** What the task asks **
Among the records that follow, count the lines with the string "when"; report only that count.

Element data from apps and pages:
_ _ _

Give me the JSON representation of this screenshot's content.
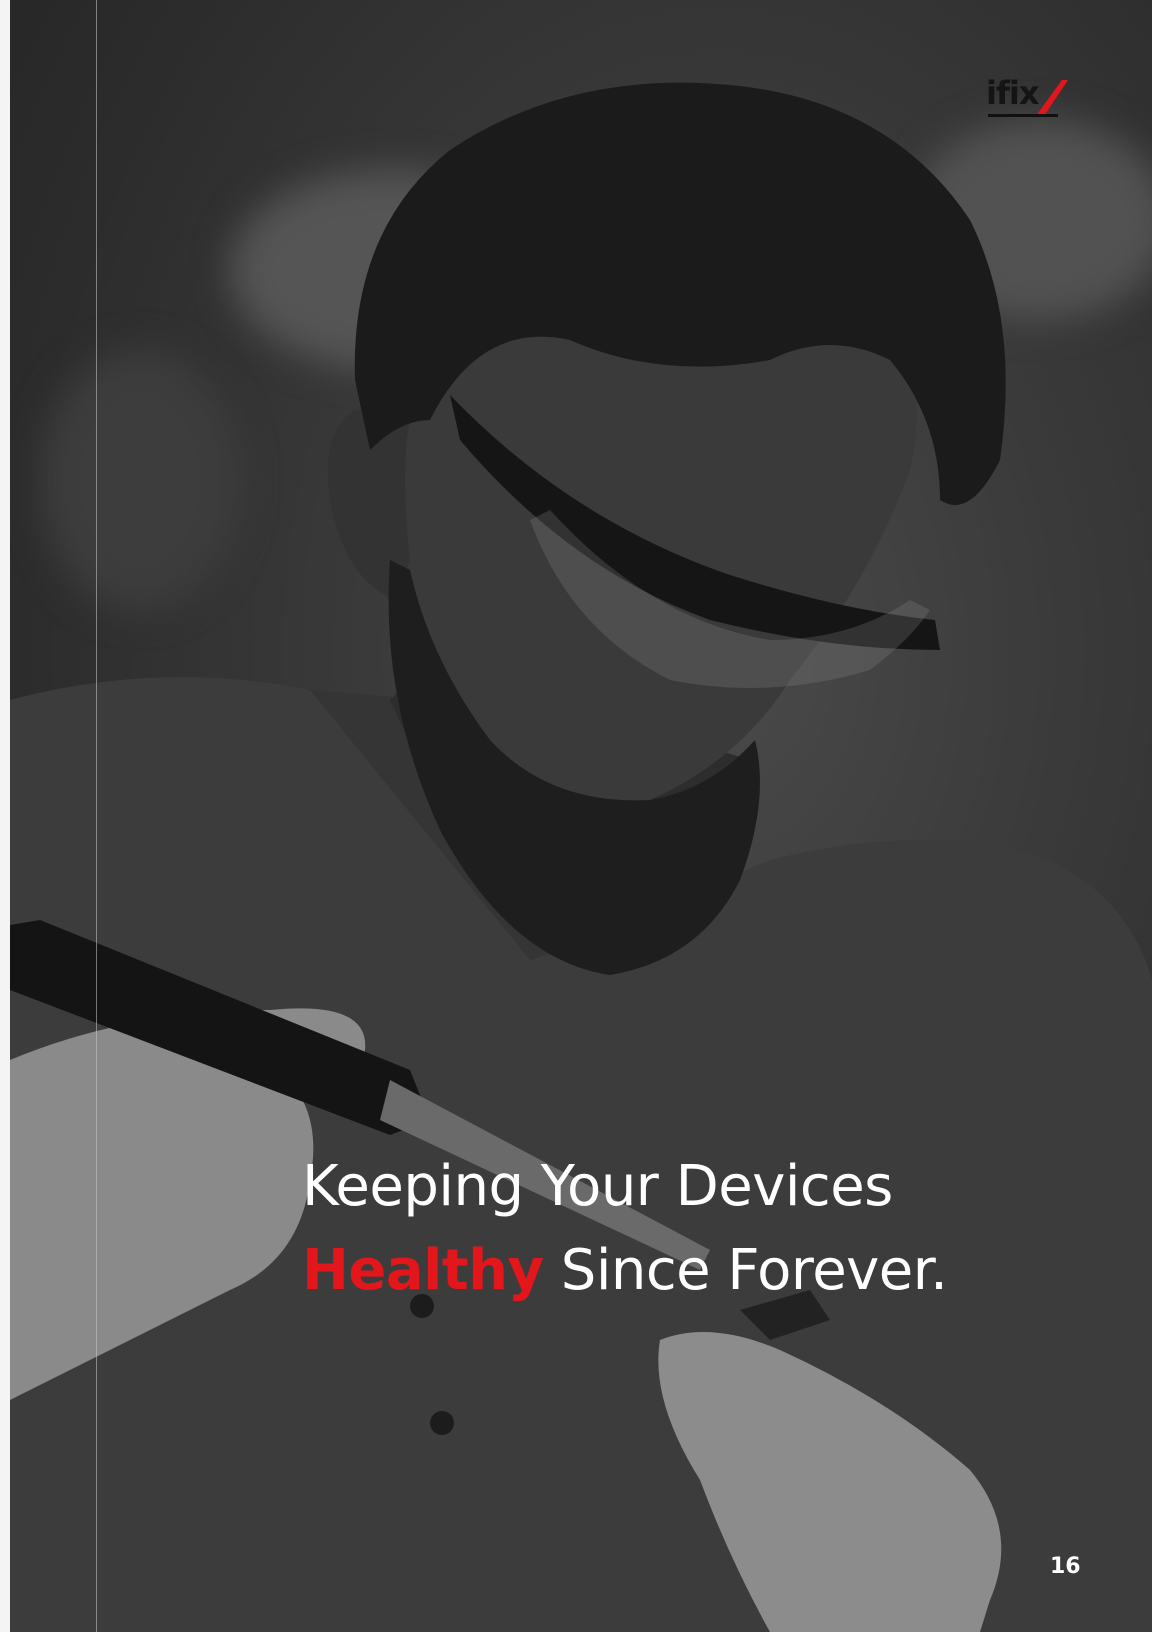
{
  "brand": {
    "logo_text": "ifix",
    "accent_color": "#e3161b"
  },
  "headline": {
    "line1": "Keeping Your Devices",
    "line2_accent": "Healthy",
    "line2_rest": " Since Forever."
  },
  "footer": {
    "page_number": "16"
  }
}
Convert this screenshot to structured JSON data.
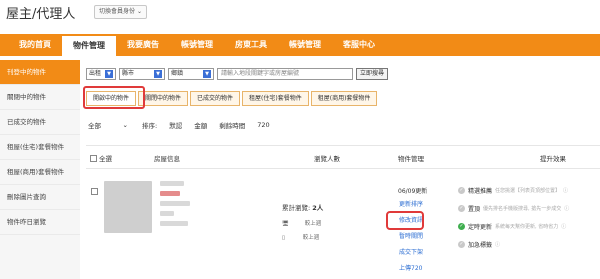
{
  "header": {
    "title": "屋主/代理人",
    "switch_label": "切換會員身份",
    "switch_arrow": "⌄"
  },
  "nav": [
    {
      "label": "我的首頁",
      "active": false
    },
    {
      "label": "物件管理",
      "active": true
    },
    {
      "label": "我要廣告",
      "active": false
    },
    {
      "label": "帳號管理",
      "active": false
    },
    {
      "label": "房東工具",
      "active": false
    },
    {
      "label": "帳號管理",
      "active": false
    },
    {
      "label": "客服中心",
      "active": false
    }
  ],
  "sidebar": [
    {
      "label": "刊登中的物件",
      "active": true
    },
    {
      "label": "關閉中的物件",
      "active": false
    },
    {
      "label": "已成交的物件",
      "active": false
    },
    {
      "label": "租屋(住宅)套餐物件",
      "active": false
    },
    {
      "label": "租屋(商用)套餐物件",
      "active": false
    },
    {
      "label": "刪除圖片查詢",
      "active": false
    },
    {
      "label": "物件昨日瀏覽",
      "active": false
    }
  ],
  "filters": {
    "type": "出租",
    "city": "縣市",
    "district": "鄉鎮",
    "search_placeholder": "請輸入地段關鍵字或房屋編號",
    "search_button": "立即搜尋"
  },
  "tabs": [
    {
      "label": "開啟中的物件",
      "active": true
    },
    {
      "label": "關閉中的物件",
      "active": false
    },
    {
      "label": "已成交的物件",
      "active": false
    },
    {
      "label": "租屋(住宅)套餐物件",
      "active": false
    },
    {
      "label": "租屋(商用)套餐物件",
      "active": false
    }
  ],
  "sort": {
    "scope": "全部",
    "sort_label": "排序:",
    "default": "默認",
    "price": "金額",
    "remaining": "剩餘時間",
    "count": "720"
  },
  "table": {
    "select_all": "全選",
    "col_info": "房屋信息",
    "col_views": "瀏覽人數",
    "col_manage": "物件管理",
    "col_effect": "提升效果"
  },
  "listing": {
    "views_label": "累計瀏覽:",
    "views_value": "2人",
    "device_desktop": "較上週",
    "device_mobile": "較上週",
    "updated": "06/09更新",
    "actions": {
      "refresh": "更新排序",
      "edit": "修改資訊",
      "close": "暫時關閉",
      "deal": "成交下架",
      "upgrade": "上傳720"
    },
    "effects": [
      {
        "title": "精選推薦",
        "tip": "任您挑選【列表頁頂部位置】",
        "green": false
      },
      {
        "title": "置頂",
        "tip": "優先排名手機版搜尋, 搶先一步成交",
        "green": false
      },
      {
        "title": "定時更新",
        "tip": "系統每天幫你更新, 省時省力",
        "green": true
      },
      {
        "title": "加急標籤",
        "tip": "",
        "green": false
      }
    ]
  },
  "colors": {
    "brand_orange": "#f28b16",
    "highlight_red": "#e03a3a",
    "link_blue": "#2e6fd3",
    "tab_border": "#e8b46a"
  }
}
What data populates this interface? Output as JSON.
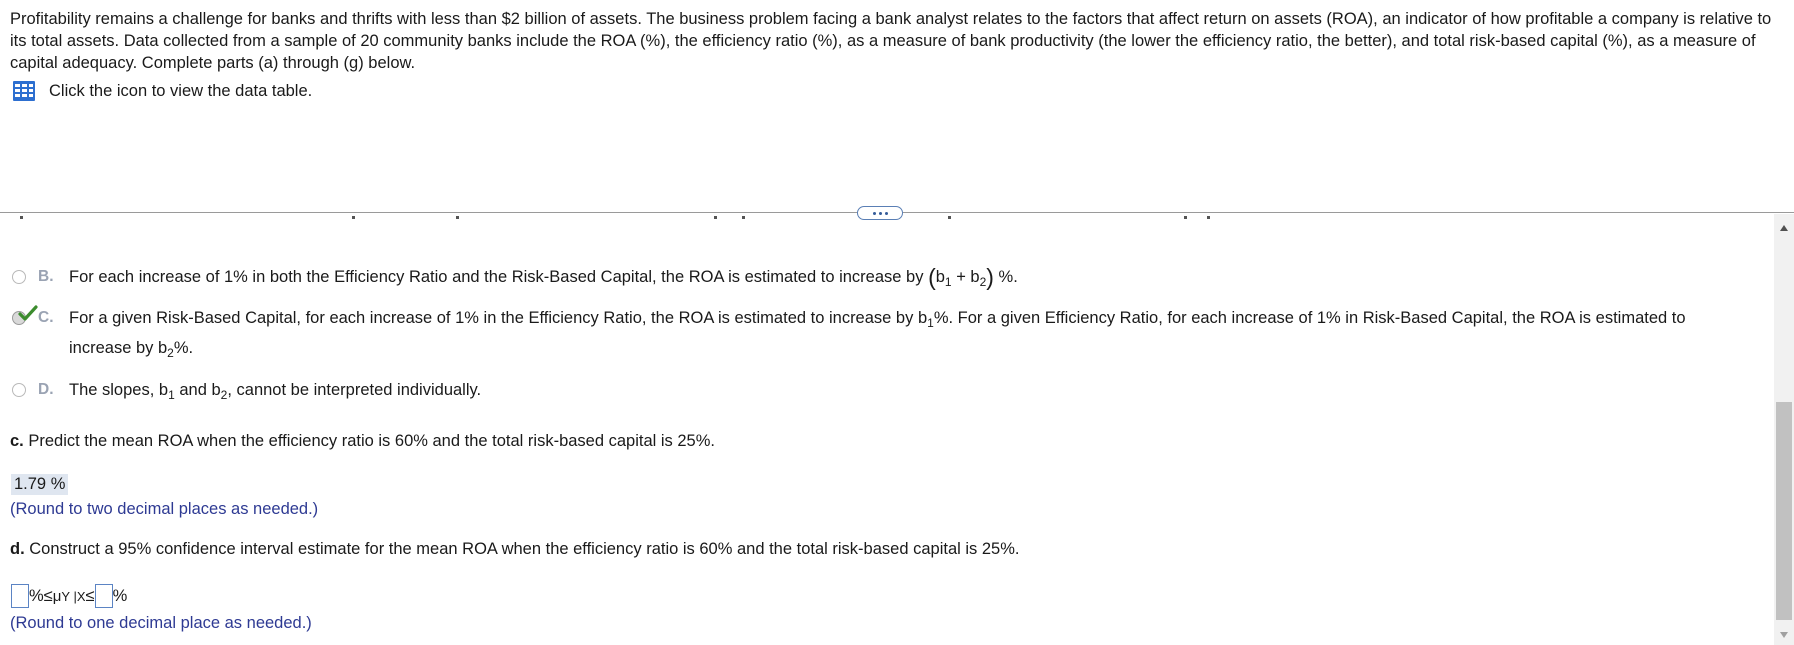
{
  "intro": {
    "paragraph": "Profitability remains a challenge for banks and thrifts with less than $2 billion of assets. The business problem facing a bank analyst relates to the factors that affect return on assets (ROA), an indicator of how profitable a company is relative to its total assets. Data collected from a sample of 20 community banks include the ROA (%), the efficiency ratio (%), as a measure of bank productivity (the lower the efficiency ratio, the better), and total risk-based capital (%), as a measure of capital adequacy. Complete parts (a) through (g) below.",
    "data_table_link": "Click the icon to view the data table.",
    "data_table_icon": "table-grid-icon"
  },
  "divider": {
    "more_icon": "ellipsis-icon"
  },
  "options": {
    "b": {
      "letter": "B.",
      "text_before": "For each increase of 1% in both the Efficiency Ratio and the Risk-Based Capital, the ROA is estimated to increase by ",
      "formula_open": "(",
      "b1": "b",
      "b1_sub": "1",
      "plus": " + ",
      "b2": "b",
      "b2_sub": "2",
      "formula_close": ")",
      "text_after": " %.",
      "selected": false
    },
    "c": {
      "letter": "C.",
      "text_1": "For a given Risk-Based Capital, for each increase of 1% in the Efficiency Ratio, the ROA is estimated to increase by ",
      "b1": "b",
      "b1_sub": "1",
      "text_2": "%. For a given Efficiency Ratio, for each increase  of 1% in Risk-Based Capital, the ROA is estimated to increase by ",
      "b2": "b",
      "b2_sub": "2",
      "text_3": "%.",
      "selected": true
    },
    "d": {
      "letter": "D.",
      "text_1": "The slopes, ",
      "b1": "b",
      "b1_sub": "1",
      "text_2": " and ",
      "b2": "b",
      "b2_sub": "2",
      "text_3": ", cannot be interpreted individually.",
      "selected": false
    }
  },
  "part_c": {
    "label": "c.",
    "question": " Predict the mean ROA when the efficiency ratio is 60% and the total risk-based capital is 25%.",
    "answer_value": "1.79",
    "answer_unit": " %",
    "hint": "(Round to two decimal places as needed.)"
  },
  "part_d": {
    "label": "d.",
    "question": " Construct a 95% confidence interval estimate for the mean ROA when the efficiency ratio is 60% and the total risk-based capital is 25%.",
    "lower_value": "",
    "pct1": "%",
    "le1": " ≤ ",
    "mu": "μ",
    "mu_sub": "Y |X",
    "le2": " ≤ ",
    "upper_value": "",
    "pct2": "%",
    "hint": "(Round to one decimal place as needed.)"
  },
  "colors": {
    "link_blue": "#2e3a93",
    "check_green": "#3c8c2e",
    "answer_bg": "#dfe6f0",
    "input_border": "#5b84c4"
  },
  "scrollbar": {
    "up_icon": "scroll-up-arrow-icon",
    "down_icon": "scroll-down-arrow-icon"
  }
}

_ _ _

** Answer to this exercise **
2